** Work task **
Within the records that follow, find every line containing the string "Desktop". Copy those lines.

══════

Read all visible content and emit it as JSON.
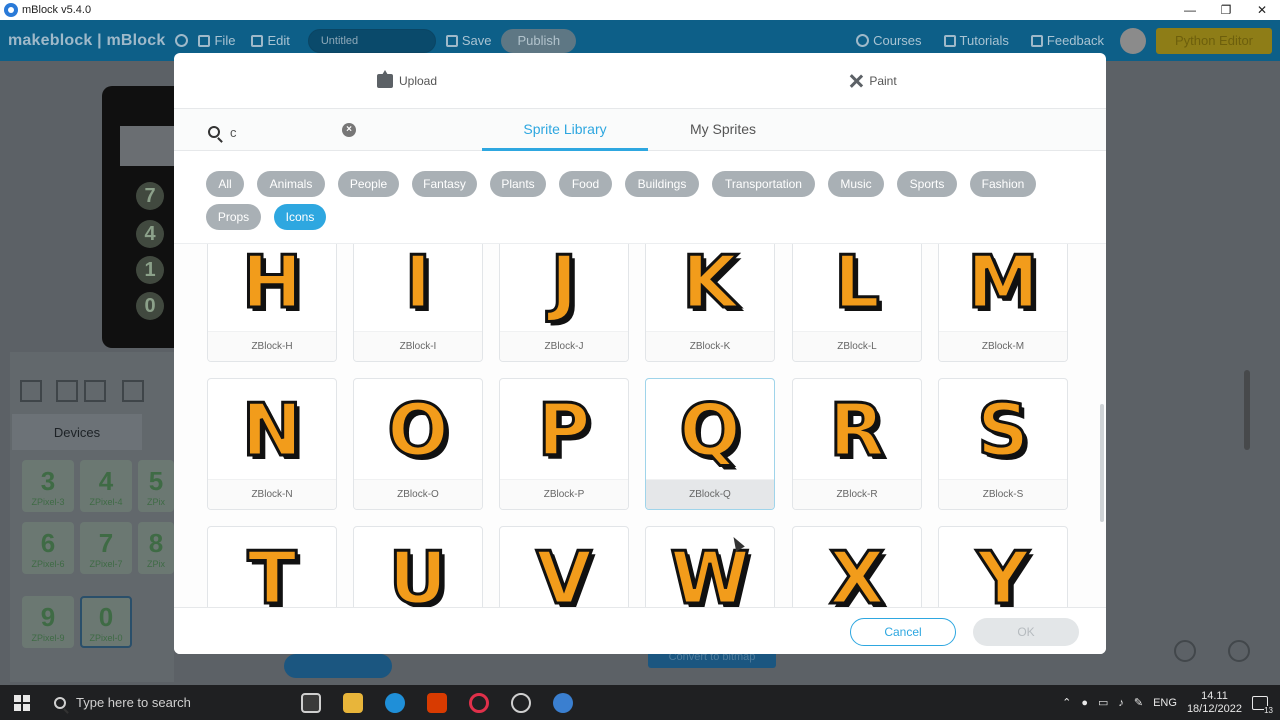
{
  "window": {
    "title": "mBlock v5.4.0",
    "controls": [
      "—",
      "❐",
      "✕"
    ]
  },
  "appbar": {
    "brand": "makeblock | mBlock",
    "file_label": "File",
    "edit_label": "Edit",
    "project_name": "Untitled",
    "save_label": "Save",
    "publish_label": "Publish",
    "courses_label": "Courses",
    "tutorials_label": "Tutorials",
    "feedback_label": "Feedback",
    "python_editor_label": "Python Editor"
  },
  "background": {
    "stage_keys": [
      "7",
      "4",
      "1",
      "0"
    ],
    "devices_tab": "Devices",
    "device_tiles": [
      {
        "glyph": "3",
        "name": "ZPixel-3"
      },
      {
        "glyph": "4",
        "name": "ZPixel-4"
      },
      {
        "glyph": "5",
        "name": "ZPix"
      },
      {
        "glyph": "6",
        "name": "ZPixel-6"
      },
      {
        "glyph": "7",
        "name": "ZPixel-7"
      },
      {
        "glyph": "8",
        "name": "ZPix"
      },
      {
        "glyph": "9",
        "name": "ZPixel-9"
      },
      {
        "glyph": "0",
        "name": "ZPixel-0"
      }
    ],
    "convert_label": "Convert to bitmap"
  },
  "modal": {
    "upload_label": "Upload",
    "paint_label": "Paint",
    "search": {
      "value": "c",
      "placeholder": ""
    },
    "tabs": [
      {
        "label": "Sprite Library",
        "active": true
      },
      {
        "label": "My Sprites",
        "active": false
      }
    ],
    "categories": [
      {
        "label": "All",
        "active": false
      },
      {
        "label": "Animals",
        "active": false
      },
      {
        "label": "People",
        "active": false
      },
      {
        "label": "Fantasy",
        "active": false
      },
      {
        "label": "Plants",
        "active": false
      },
      {
        "label": "Food",
        "active": false
      },
      {
        "label": "Buildings",
        "active": false
      },
      {
        "label": "Transportation",
        "active": false
      },
      {
        "label": "Music",
        "active": false
      },
      {
        "label": "Sports",
        "active": false
      },
      {
        "label": "Fashion",
        "active": false
      },
      {
        "label": "Props",
        "active": false
      },
      {
        "label": "Icons",
        "active": true
      }
    ],
    "sprites": [
      {
        "glyph": "H",
        "name": "ZBlock-H"
      },
      {
        "glyph": "I",
        "name": "ZBlock-I"
      },
      {
        "glyph": "J",
        "name": "ZBlock-J"
      },
      {
        "glyph": "K",
        "name": "ZBlock-K"
      },
      {
        "glyph": "L",
        "name": "ZBlock-L"
      },
      {
        "glyph": "M",
        "name": "ZBlock-M"
      },
      {
        "glyph": "N",
        "name": "ZBlock-N"
      },
      {
        "glyph": "O",
        "name": "ZBlock-O"
      },
      {
        "glyph": "P",
        "name": "ZBlock-P"
      },
      {
        "glyph": "Q",
        "name": "ZBlock-Q",
        "selected": true
      },
      {
        "glyph": "R",
        "name": "ZBlock-R"
      },
      {
        "glyph": "S",
        "name": "ZBlock-S"
      },
      {
        "glyph": "T",
        "name": ""
      },
      {
        "glyph": "U",
        "name": ""
      },
      {
        "glyph": "V",
        "name": ""
      },
      {
        "glyph": "W",
        "name": ""
      },
      {
        "glyph": "X",
        "name": ""
      },
      {
        "glyph": "Y",
        "name": ""
      }
    ],
    "cancel_label": "Cancel",
    "ok_label": "OK"
  },
  "taskbar": {
    "search_placeholder": "Type here to search",
    "language": "ENG",
    "time": "14.11",
    "date": "18/12/2022",
    "notification_count": "13"
  },
  "colors": {
    "accent": "#2ea7e0",
    "chip": "#a9b0b5",
    "sprite_fill": "#f29c1b",
    "appbar": "#0d5f88"
  }
}
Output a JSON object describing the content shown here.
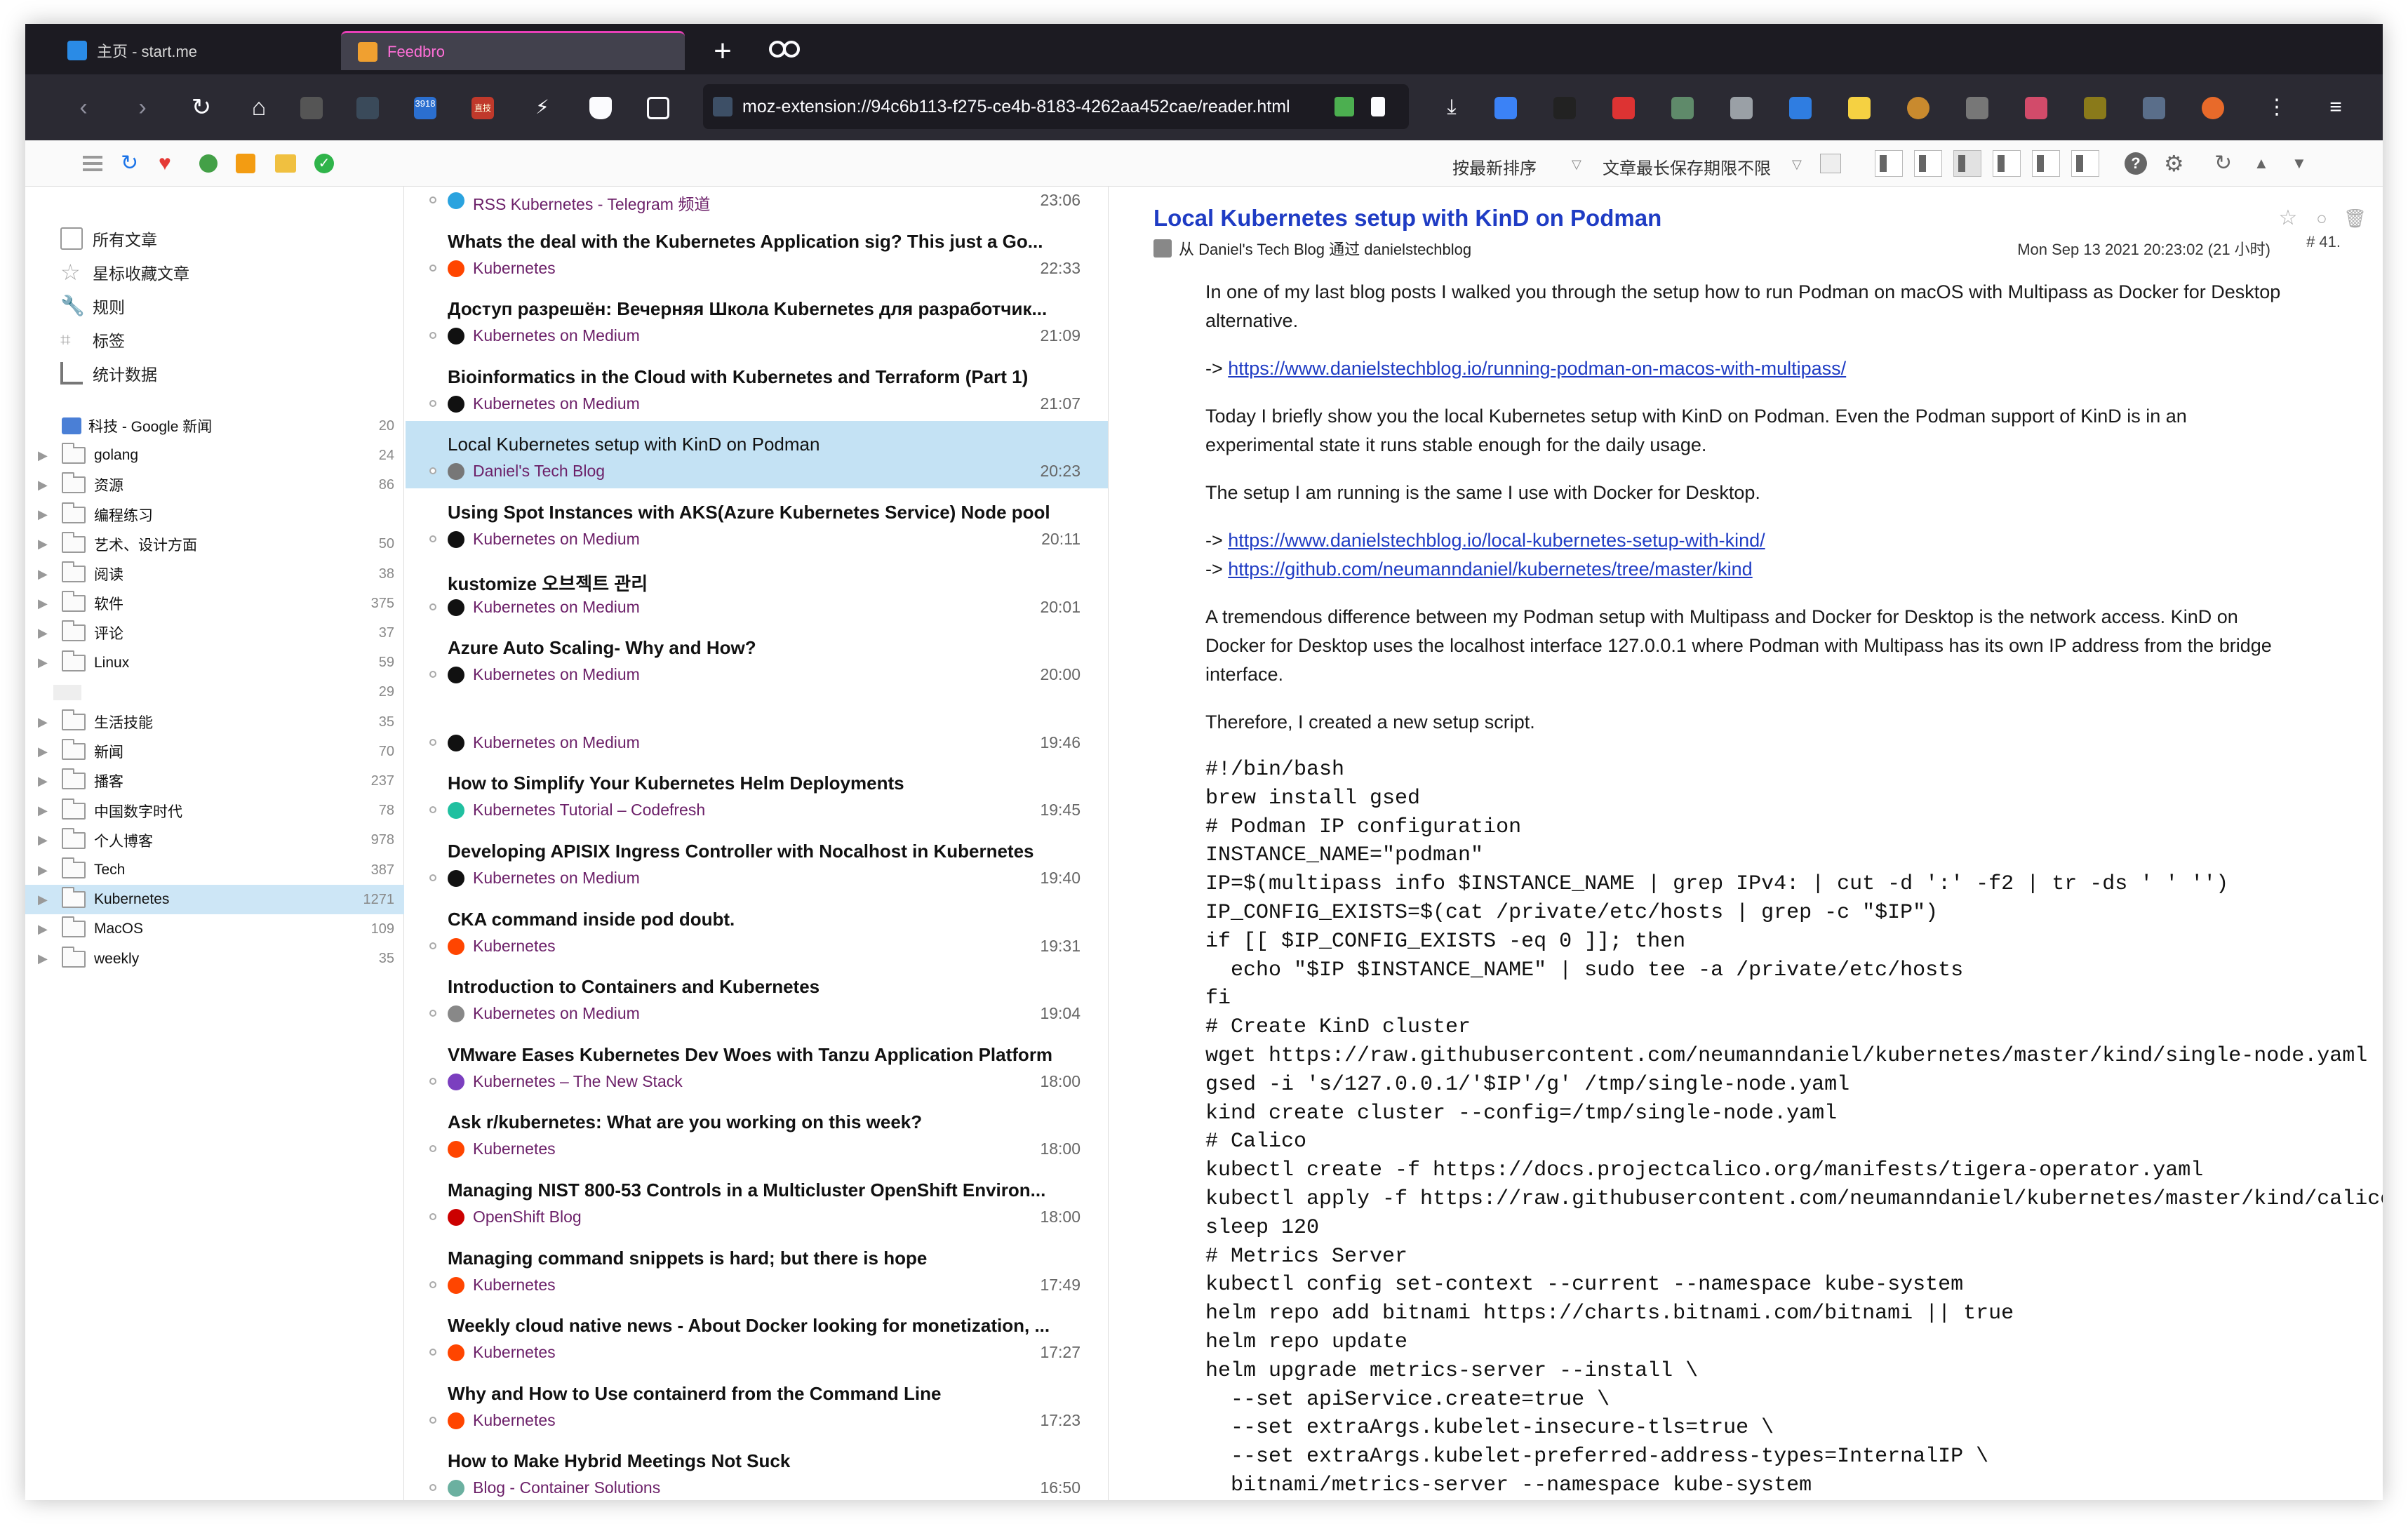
{
  "tabs": [
    {
      "label": "主页 - start.me"
    },
    {
      "label": "Feedbro"
    }
  ],
  "urlbar": {
    "url": "moz-extension://94c6b113-f275-ce4b-8183-4262aa452cae/reader.html"
  },
  "extensions": {
    "badge_count": "3918",
    "badge_text": "直技"
  },
  "toolbar": {
    "sort_label": "按最新排序",
    "retention_label": "文章最长保存期限不限"
  },
  "sidebar": {
    "top_items": [
      {
        "label": "所有文章",
        "icon": "articles-icon"
      },
      {
        "label": "星标收藏文章",
        "icon": "star-icon"
      },
      {
        "label": "规则",
        "icon": "wrench-icon"
      },
      {
        "label": "标签",
        "icon": "tag-icon"
      },
      {
        "label": "统计数据",
        "icon": "chart-icon"
      }
    ],
    "folders": [
      {
        "name": "科技 - Google 新闻",
        "count": "20",
        "type": "gnews"
      },
      {
        "name": "golang",
        "count": "24"
      },
      {
        "name": "资源",
        "count": "86"
      },
      {
        "name": "编程练习",
        "count": ""
      },
      {
        "name": "艺术、设计方面",
        "count": "50"
      },
      {
        "name": "阅读",
        "count": "38"
      },
      {
        "name": "软件",
        "count": "375"
      },
      {
        "name": "评论",
        "count": "37"
      },
      {
        "name": "Linux",
        "count": "59"
      },
      {
        "name": "",
        "count": "29",
        "type": "blank"
      },
      {
        "name": "生活技能",
        "count": "35"
      },
      {
        "name": "新闻",
        "count": "70"
      },
      {
        "name": "播客",
        "count": "237"
      },
      {
        "name": "中国数字时代",
        "count": "78"
      },
      {
        "name": "个人博客",
        "count": "978"
      },
      {
        "name": "Tech",
        "count": "387"
      },
      {
        "name": "Kubernetes",
        "count": "1271",
        "selected": true
      },
      {
        "name": "MacOS",
        "count": "109"
      },
      {
        "name": "weekly",
        "count": "35"
      }
    ]
  },
  "articles": [
    {
      "title": "",
      "source": "RSS Kubernetes - Telegram 频道",
      "time": "23:06",
      "icon_color": "#2aa3df",
      "partial": true
    },
    {
      "title": "Whats the deal with the Kubernetes Application sig? This just a Go...",
      "source": "Kubernetes",
      "time": "22:33",
      "icon_color": "#ff4500"
    },
    {
      "title": "Доступ разрешён: Вечерняя Школа Kubernetes для разработчик...",
      "source": "Kubernetes on Medium",
      "time": "21:09",
      "icon_color": "#111111"
    },
    {
      "title": "Bioinformatics in the Cloud with Kubernetes and Terraform (Part 1)",
      "source": "Kubernetes on Medium",
      "time": "21:07",
      "icon_color": "#111111"
    },
    {
      "title": "Local Kubernetes setup with KinD on Podman",
      "source": "Daniel's Tech Blog",
      "time": "20:23",
      "icon_color": "#777777",
      "selected": true
    },
    {
      "title": "Using Spot Instances with AKS(Azure Kubernetes Service) Node pool",
      "source": "Kubernetes on Medium",
      "time": "20:11",
      "icon_color": "#111111"
    },
    {
      "title": "kustomize 오브젝트 관리",
      "source": "Kubernetes on Medium",
      "time": "20:01",
      "icon_color": "#111111"
    },
    {
      "title": "Azure Auto Scaling- Why and How?",
      "source": "Kubernetes on Medium",
      "time": "20:00",
      "icon_color": "#111111"
    },
    {
      "title": "",
      "source": "Kubernetes on Medium",
      "time": "19:46",
      "icon_color": "#111111"
    },
    {
      "title": "How to Simplify Your Kubernetes Helm Deployments",
      "source": "Kubernetes Tutorial – Codefresh",
      "time": "19:45",
      "icon_color": "#20c0a0"
    },
    {
      "title": "Developing APISIX Ingress Controller with Nocalhost in Kubernetes",
      "source": "Kubernetes on Medium",
      "time": "19:40",
      "icon_color": "#111111"
    },
    {
      "title": "CKA command inside pod doubt.",
      "source": "Kubernetes",
      "time": "19:31",
      "icon_color": "#ff4500"
    },
    {
      "title": "Introduction to Containers and Kubernetes",
      "source": "Kubernetes on Medium",
      "time": "19:04",
      "icon_color": "#888888"
    },
    {
      "title": "VMware Eases Kubernetes Dev Woes with Tanzu Application Platform",
      "source": "Kubernetes – The New Stack",
      "time": "18:00",
      "icon_color": "#7b3fbf"
    },
    {
      "title": "Ask r/kubernetes: What are you working on this week?",
      "source": "Kubernetes",
      "time": "18:00",
      "icon_color": "#ff4500"
    },
    {
      "title": "Managing NIST 800-53 Controls in a Multicluster OpenShift Environ...",
      "source": "OpenShift Blog",
      "time": "18:00",
      "icon_color": "#cc0000"
    },
    {
      "title": "Managing command snippets is hard; but there is hope",
      "source": "Kubernetes",
      "time": "17:49",
      "icon_color": "#ff4500"
    },
    {
      "title": "Weekly cloud native news - About Docker looking for monetization, ...",
      "source": "Kubernetes",
      "time": "17:27",
      "icon_color": "#ff4500"
    },
    {
      "title": "Why and How to Use containerd from the Command Line",
      "source": "Kubernetes",
      "time": "17:23",
      "icon_color": "#ff4500"
    },
    {
      "title": "How to Make Hybrid Meetings Not Suck",
      "source": "Blog - Container Solutions",
      "time": "16:50",
      "icon_color": "#6bb0a0"
    }
  ],
  "article": {
    "title": "Local Kubernetes setup with KinD on Podman",
    "byline": "从 Daniel's Tech Blog 通过 danielstechblog",
    "date": "Mon Sep 13 2021 20:23:02 (21 小时)",
    "number": "# 41.",
    "p1": "In one of my last blog posts I walked you through the setup how to run Podman on macOS with Multipass as Docker for Desktop alternative.",
    "link1_prefix": "-> ",
    "link1": "https://www.danielstechblog.io/running-podman-on-macos-with-multipass/",
    "p2": "Today I briefly show you the local Kubernetes setup with KinD on Podman. Even the Podman support of KinD is in an experimental state it runs stable enough for the daily usage.",
    "p3": "The setup I am running is the same I use with Docker for Desktop.",
    "link2_prefix": "-> ",
    "link2": "https://www.danielstechblog.io/local-kubernetes-setup-with-kind/",
    "link3_prefix": "-> ",
    "link3": "https://github.com/neumanndaniel/kubernetes/tree/master/kind",
    "p4": "A tremendous difference between my Podman setup with Multipass and Docker for Desktop is the network access. KinD on Docker for Desktop uses the localhost interface 127.0.0.1 where Podman with Multipass has its own IP address from the bridge interface.",
    "p5": "Therefore, I created a new setup script.",
    "code": "#!/bin/bash\nbrew install gsed\n# Podman IP configuration\nINSTANCE_NAME=\"podman\"\nIP=$(multipass info $INSTANCE_NAME | grep IPv4: | cut -d ':' -f2 | tr -ds ' ' '')\nIP_CONFIG_EXISTS=$(cat /private/etc/hosts | grep -c \"$IP\")\nif [[ $IP_CONFIG_EXISTS -eq 0 ]]; then\n  echo \"$IP $INSTANCE_NAME\" | sudo tee -a /private/etc/hosts\nfi\n# Create KinD cluster\nwget https://raw.githubusercontent.com/neumanndaniel/kubernetes/master/kind/single-node.yaml -O /\ngsed -i 's/127.0.0.1/'$IP'/g' /tmp/single-node.yaml\nkind create cluster --config=/tmp/single-node.yaml\n# Calico\nkubectl create -f https://docs.projectcalico.org/manifests/tigera-operator.yaml\nkubectl apply -f https://raw.githubusercontent.com/neumanndaniel/kubernetes/master/kind/calico-cc\nsleep 120\n# Metrics Server\nkubectl config set-context --current --namespace kube-system\nhelm repo add bitnami https://charts.bitnami.com/bitnami || true\nhelm repo update\nhelm upgrade metrics-server --install \\\n  --set apiService.create=true \\\n  --set extraArgs.kubelet-insecure-tls=true \\\n  --set extraArgs.kubelet-preferred-address-types=InternalIP \\\n  bitnami/metrics-server --namespace kube-system"
  }
}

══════

** Answer to this task **
    "p1": "In one of my last blog posts I walked you through the setup how to run Podman on macOS with Multipass as Docker for Desktop alternative.",
    "p3": "The setup I am running is the same I use with Docker for Desktop.",
    "p4": "A tremendous difference between my Podman setup with Multipass and Docker for Desktop is the network access. KinD on Docker for Desktop uses the localhost interface 127.0.0.1 where Podman with Multipass has its own IP address from the bridge interface.",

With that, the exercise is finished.